### Required work
Omit all pictures and give the records below again exactly as written.

(Entries from a dataset of interfaces)
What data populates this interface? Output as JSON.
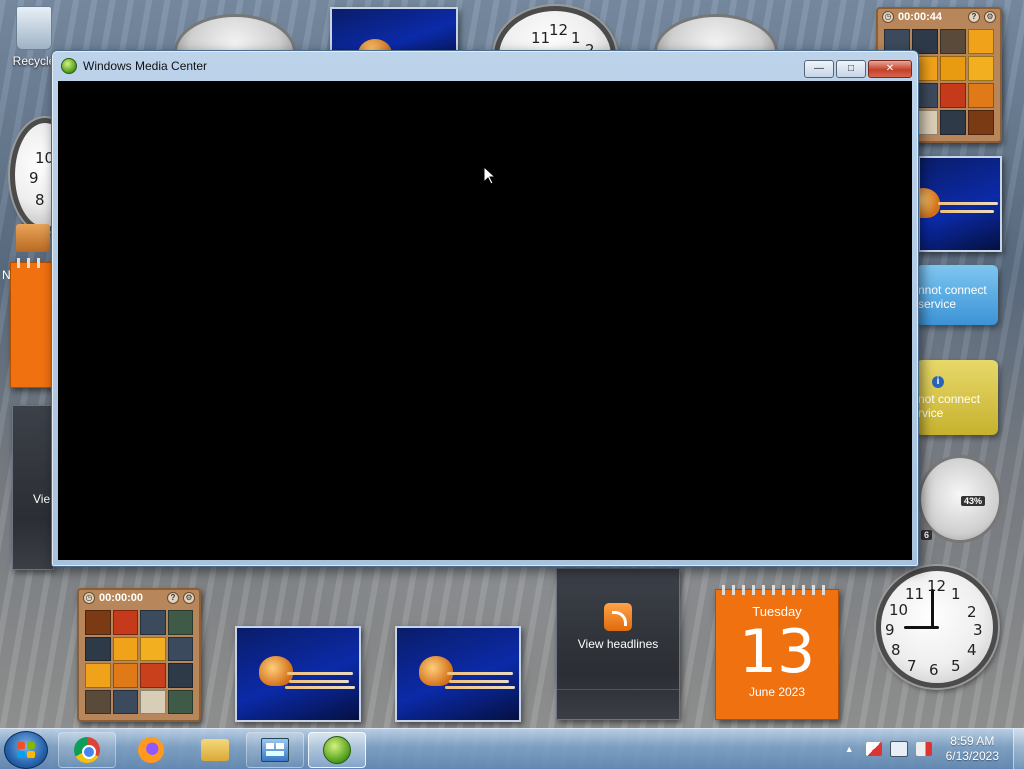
{
  "desktop": {
    "recycle_bin_label": "Recycle",
    "left_gadget_partial_text": "Vie",
    "left_gadget_partial_letter": "N"
  },
  "window": {
    "title": "Windows Media Center",
    "buttons": {
      "minimize": "—",
      "maximize": "□",
      "close": "✕"
    }
  },
  "gadgets": {
    "puzzle_top": {
      "timer": "00:00:44",
      "help": "?",
      "settings": "⚙"
    },
    "puzzle_bottom": {
      "timer": "00:00:00",
      "help": "?",
      "settings": "⚙"
    },
    "weather_1": {
      "text_line1": "nnot connect",
      "text_line2": "service"
    },
    "weather_2": {
      "text_line1": "not connect",
      "text_line2": "rvice",
      "info_icon": "i"
    },
    "meter": {
      "label": "43%",
      "partial_value": "6"
    },
    "feed": {
      "label": "View headlines"
    },
    "calendar": {
      "weekday": "Tuesday",
      "day": "13",
      "month_year": "June 2023"
    },
    "clock_numbers": [
      "12",
      "1",
      "2",
      "3",
      "4",
      "5",
      "6",
      "7",
      "8",
      "9",
      "10",
      "11"
    ],
    "left_clock_numbers": [
      "10",
      "9",
      "8"
    ],
    "top_clock_numbers": [
      "11",
      "12",
      "1",
      "2"
    ]
  },
  "taskbar": {
    "time": "8:59 AM",
    "date": "6/13/2023",
    "tray_arrow": "▲",
    "apps": [
      "chrome-icon",
      "firefox-icon",
      "file-explorer-icon",
      "control-panel-icon",
      "windows-media-center-icon"
    ]
  },
  "colors": {
    "calendar_orange": "#f0710f",
    "window_frame": "#bcd3ea",
    "close_red": "#c5412a",
    "taskbar_blue": "#5f87b4"
  }
}
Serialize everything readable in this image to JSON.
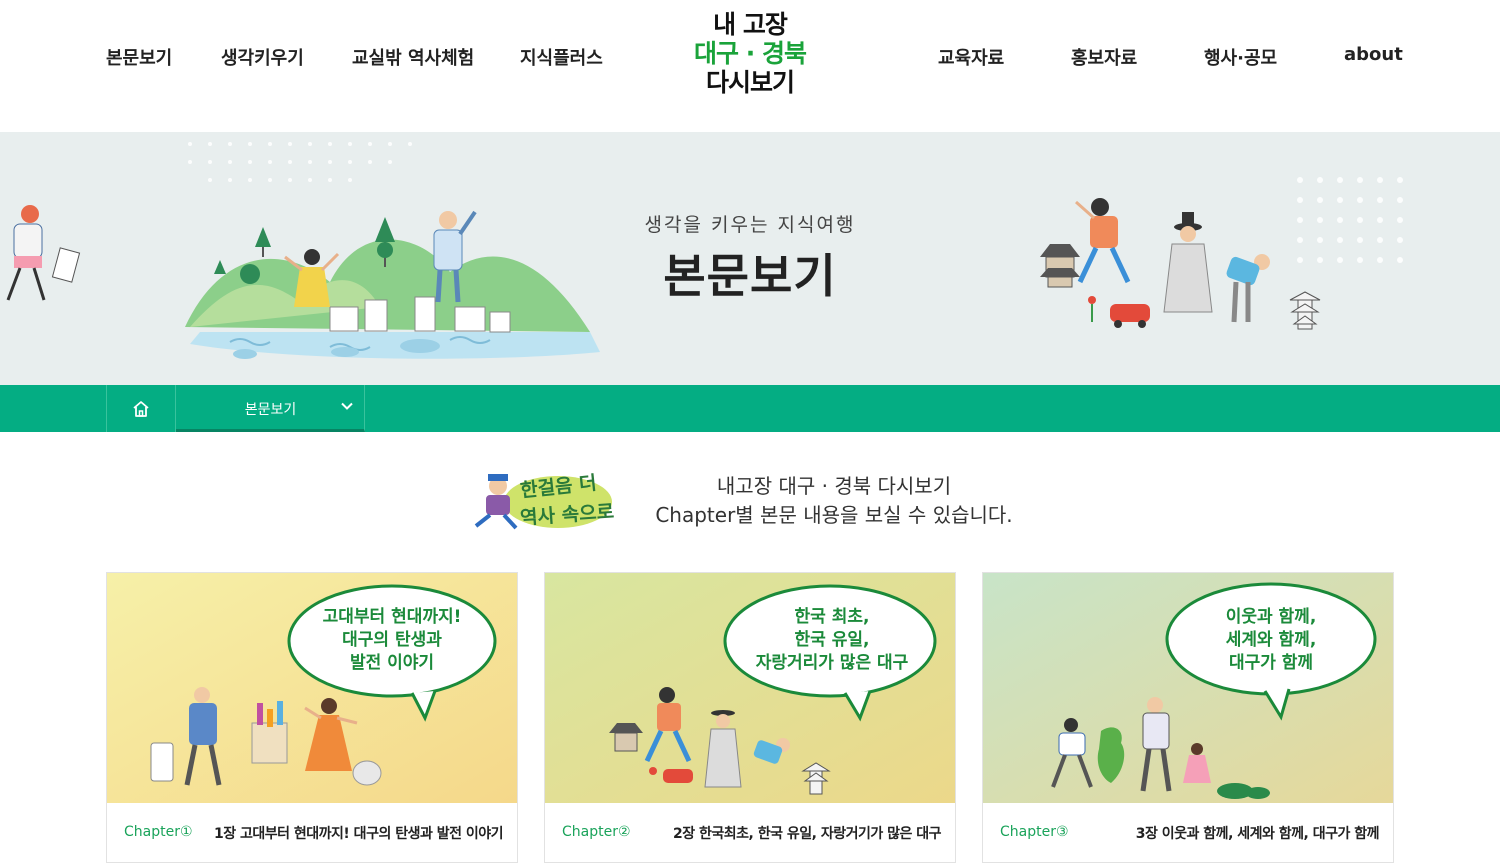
{
  "header": {
    "nav_left": [
      "본문보기",
      "생각키우기",
      "교실밖 역사체험",
      "지식플러스"
    ],
    "nav_right": [
      "교육자료",
      "홍보자료",
      "행사·공모",
      "about"
    ],
    "logo": {
      "line1": "내 고장",
      "line2": "대구 · 경북",
      "line3": "다시보기"
    }
  },
  "hero": {
    "subtitle": "생각을 키우는 지식여행",
    "title": "본문보기"
  },
  "breadcrumb": {
    "current": "본문보기"
  },
  "intro": {
    "badge_text": [
      "한걸음 더",
      "역사 속으로"
    ],
    "line1": "내고장 대구 · 경북 다시보기",
    "line2": "Chapter별 본문 내용을 보실 수 있습니다."
  },
  "cards": [
    {
      "chapter": "Chapter①",
      "title": "1장 고대부터 현대까지! 대구의 탄생과 발전 이야기",
      "bubble": [
        "고대부터 현대까지!",
        "대구의 탄생과",
        "발전 이야기"
      ]
    },
    {
      "chapter": "Chapter②",
      "title": "2장 한국최초, 한국 유일, 자랑거기가 많은 대구",
      "bubble": [
        "한국 최초,",
        "한국 유일,",
        "자랑거리가 많은 대구"
      ]
    },
    {
      "chapter": "Chapter③",
      "title": "3장 이웃과 함께, 세계와 함께, 대구가 함께",
      "bubble": [
        "이웃과 함께,",
        "세계와 함께,",
        "대구가 함께"
      ]
    }
  ],
  "colors": {
    "accent_green": "#04ad83",
    "logo_green": "#1aa33a",
    "bubble_green": "#1b8a3a",
    "hero_bg": "#e8eeee"
  }
}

### Finished task
What data populates this interface? Output as JSON.
{
  "desktop": {
    "recycle_bin_label": "Recycle",
    "left_gadget_partial_text": "Vie",
    "left_gadget_partial_letter": "N"
  },
  "window": {
    "title": "Windows Media Center",
    "buttons": {
      "minimize": "—",
      "maximize": "□",
      "close": "✕"
    }
  },
  "gadgets": {
    "puzzle_top": {
      "timer": "00:00:44",
      "help": "?",
      "settings": "⚙"
    },
    "puzzle_bottom": {
      "timer": "00:00:00",
      "help": "?",
      "settings": "⚙"
    },
    "weather_1": {
      "text_line1": "nnot connect",
      "text_line2": "service"
    },
    "weather_2": {
      "text_line1": "not connect",
      "text_line2": "rvice",
      "info_icon": "i"
    },
    "meter": {
      "label": "43%",
      "partial_value": "6"
    },
    "feed": {
      "label": "View headlines"
    },
    "calendar": {
      "weekday": "Tuesday",
      "day": "13",
      "month_year": "June 2023"
    },
    "clock_numbers": [
      "12",
      "1",
      "2",
      "3",
      "4",
      "5",
      "6",
      "7",
      "8",
      "9",
      "10",
      "11"
    ],
    "left_clock_numbers": [
      "10",
      "9",
      "8"
    ],
    "top_clock_numbers": [
      "11",
      "12",
      "1",
      "2"
    ]
  },
  "taskbar": {
    "time": "8:59 AM",
    "date": "6/13/2023",
    "tray_arrow": "▲",
    "apps": [
      "chrome-icon",
      "firefox-icon",
      "file-explorer-icon",
      "control-panel-icon",
      "windows-media-center-icon"
    ]
  },
  "colors": {
    "calendar_orange": "#f0710f",
    "window_frame": "#bcd3ea",
    "close_red": "#c5412a",
    "taskbar_blue": "#5f87b4"
  }
}
Serialize everything readable in this image to JSON.
{
  "header": {
    "nav_left": [
      "본문보기",
      "생각키우기",
      "교실밖 역사체험",
      "지식플러스"
    ],
    "nav_right": [
      "교육자료",
      "홍보자료",
      "행사·공모",
      "about"
    ],
    "logo": {
      "line1": "내 고장",
      "line2": "대구 · 경북",
      "line3": "다시보기"
    }
  },
  "hero": {
    "subtitle": "생각을 키우는 지식여행",
    "title": "본문보기"
  },
  "breadcrumb": {
    "current": "본문보기"
  },
  "intro": {
    "badge_text": [
      "한걸음 더",
      "역사 속으로"
    ],
    "line1": "내고장 대구 · 경북 다시보기",
    "line2": "Chapter별 본문 내용을 보실 수 있습니다."
  },
  "cards": [
    {
      "chapter": "Chapter①",
      "title": "1장 고대부터 현대까지! 대구의 탄생과 발전 이야기",
      "bubble": [
        "고대부터 현대까지!",
        "대구의 탄생과",
        "발전 이야기"
      ]
    },
    {
      "chapter": "Chapter②",
      "title": "2장 한국최초, 한국 유일, 자랑거기가 많은 대구",
      "bubble": [
        "한국 최초,",
        "한국 유일,",
        "자랑거리가 많은 대구"
      ]
    },
    {
      "chapter": "Chapter③",
      "title": "3장 이웃과 함께, 세계와 함께, 대구가 함께",
      "bubble": [
        "이웃과 함께,",
        "세계와 함께,",
        "대구가 함께"
      ]
    }
  ],
  "colors": {
    "accent_green": "#04ad83",
    "logo_green": "#1aa33a",
    "bubble_green": "#1b8a3a",
    "hero_bg": "#e8eeee"
  }
}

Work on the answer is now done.